▶ Exercise directions
Copy the result of filtering the entries below for lines that include the string "title".

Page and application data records
──────────────────────────────

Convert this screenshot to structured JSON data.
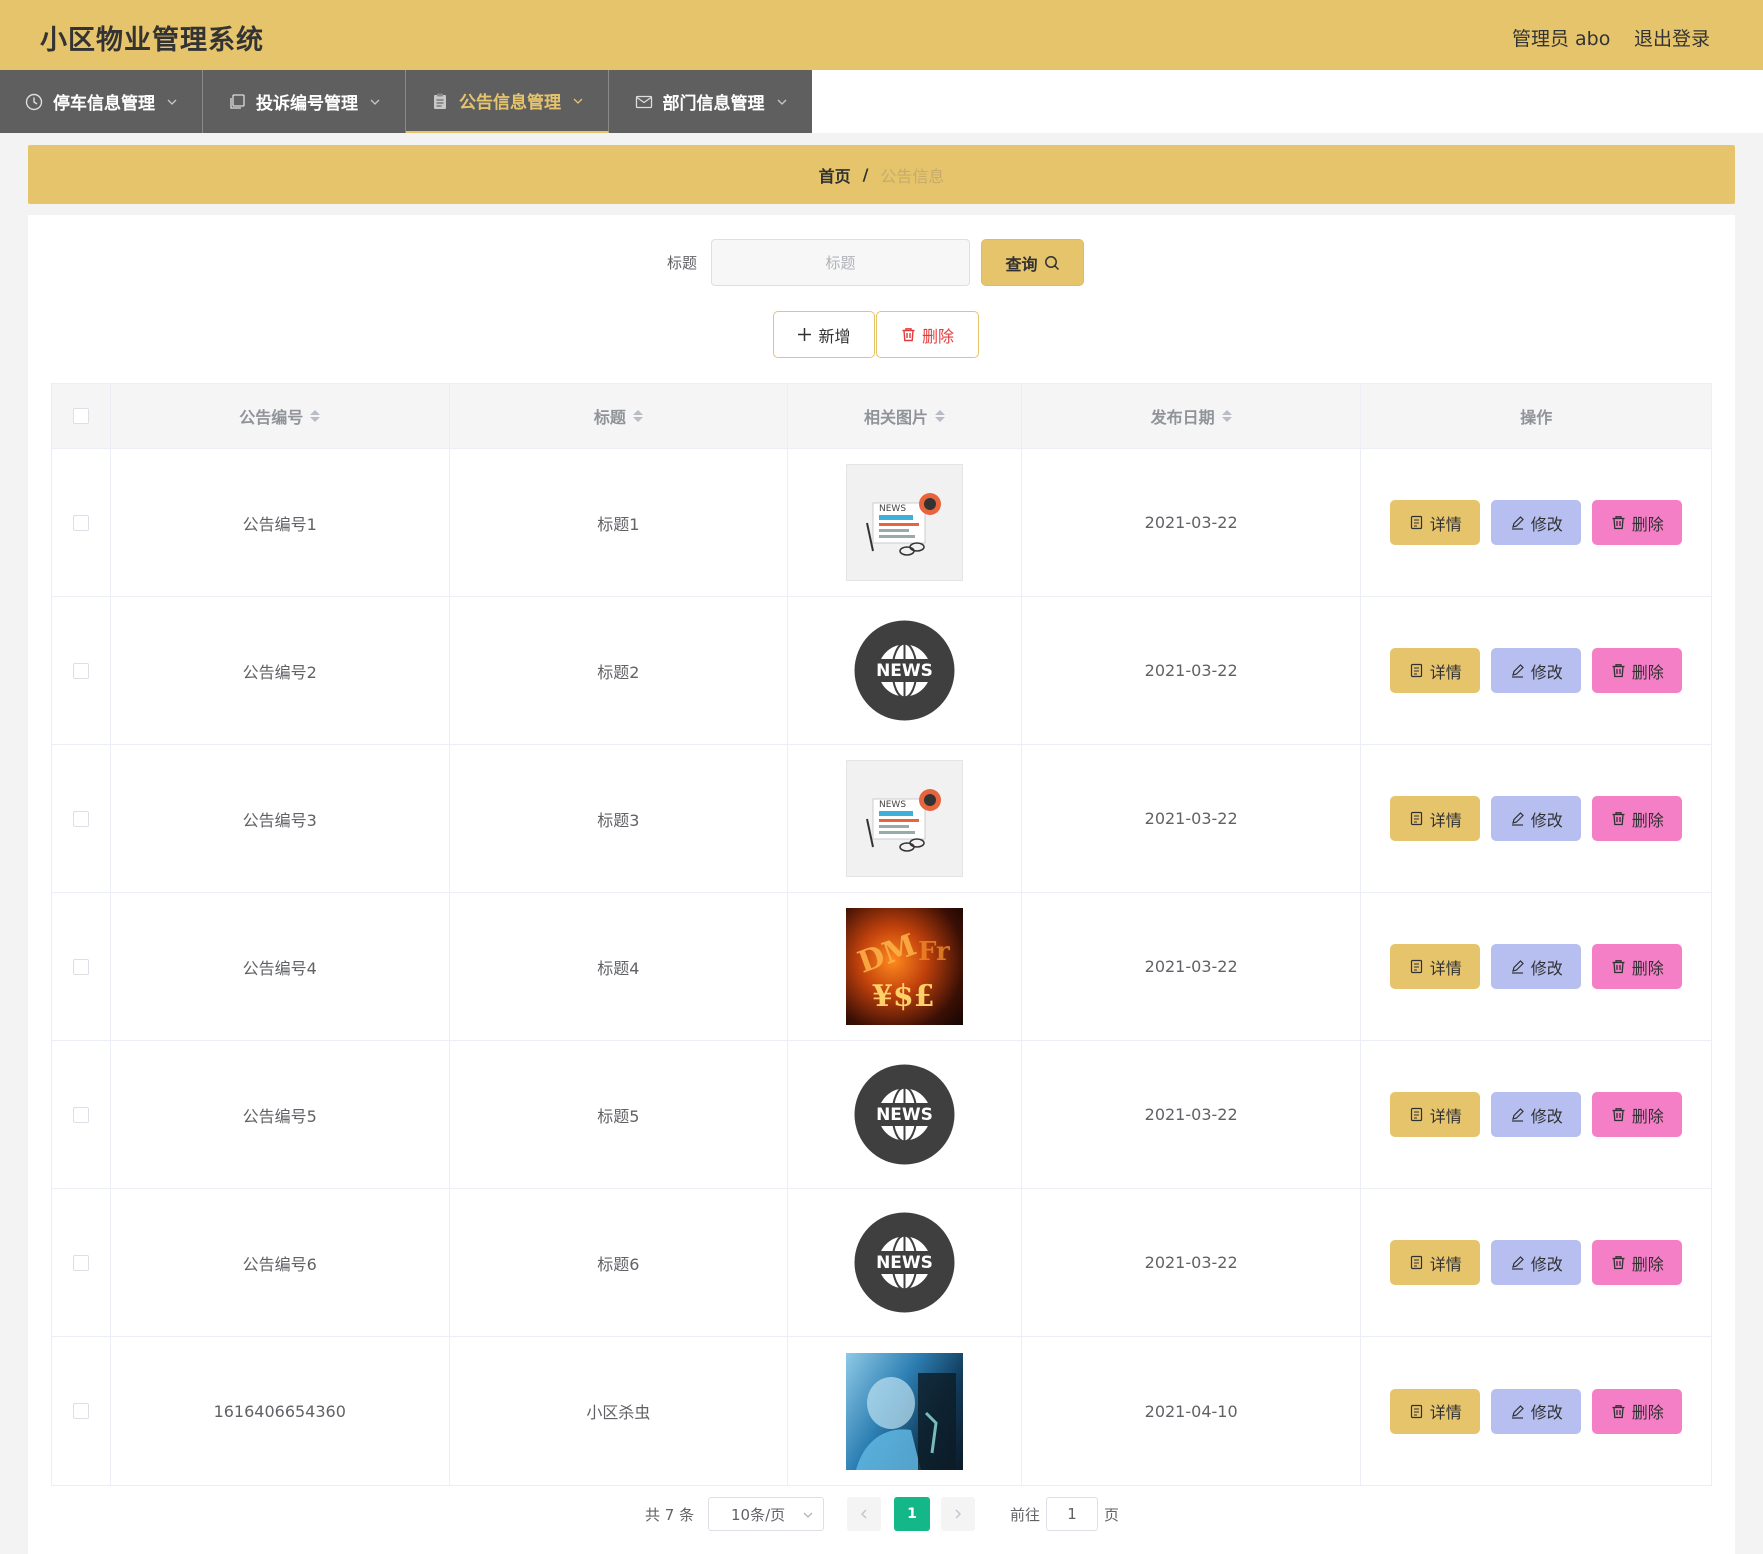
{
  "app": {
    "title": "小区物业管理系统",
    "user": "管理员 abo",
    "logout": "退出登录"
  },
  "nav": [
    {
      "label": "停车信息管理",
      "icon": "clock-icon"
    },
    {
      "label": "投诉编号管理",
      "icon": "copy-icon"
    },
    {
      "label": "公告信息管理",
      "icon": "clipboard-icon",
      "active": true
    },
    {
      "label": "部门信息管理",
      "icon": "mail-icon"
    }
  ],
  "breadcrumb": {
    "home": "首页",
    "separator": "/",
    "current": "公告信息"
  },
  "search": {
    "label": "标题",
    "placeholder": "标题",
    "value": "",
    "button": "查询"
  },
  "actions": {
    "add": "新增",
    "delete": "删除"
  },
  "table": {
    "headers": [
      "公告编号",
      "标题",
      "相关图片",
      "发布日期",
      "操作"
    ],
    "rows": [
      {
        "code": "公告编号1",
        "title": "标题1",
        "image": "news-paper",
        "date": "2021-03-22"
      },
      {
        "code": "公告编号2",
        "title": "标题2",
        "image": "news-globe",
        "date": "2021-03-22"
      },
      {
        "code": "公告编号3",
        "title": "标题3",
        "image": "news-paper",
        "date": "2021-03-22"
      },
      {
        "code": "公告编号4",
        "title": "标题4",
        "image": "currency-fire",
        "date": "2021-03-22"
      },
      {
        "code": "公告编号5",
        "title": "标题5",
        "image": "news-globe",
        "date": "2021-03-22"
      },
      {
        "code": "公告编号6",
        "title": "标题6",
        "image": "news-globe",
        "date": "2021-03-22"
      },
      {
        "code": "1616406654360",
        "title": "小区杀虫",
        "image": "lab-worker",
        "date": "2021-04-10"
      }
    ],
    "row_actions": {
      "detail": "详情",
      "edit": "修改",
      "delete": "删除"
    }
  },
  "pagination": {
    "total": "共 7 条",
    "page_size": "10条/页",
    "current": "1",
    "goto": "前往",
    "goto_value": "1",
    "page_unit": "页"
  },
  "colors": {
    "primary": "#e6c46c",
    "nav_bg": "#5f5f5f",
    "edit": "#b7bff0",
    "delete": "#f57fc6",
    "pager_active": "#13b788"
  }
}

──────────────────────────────

▶ Written answer
    "title": "小区物业管理系统",
        "title": "标题1",
        "title": "标题2",
        "title": "标题3",
        "title": "标题4",
        "title": "标题5",
        "title": "标题6",
        "title": "小区杀虫",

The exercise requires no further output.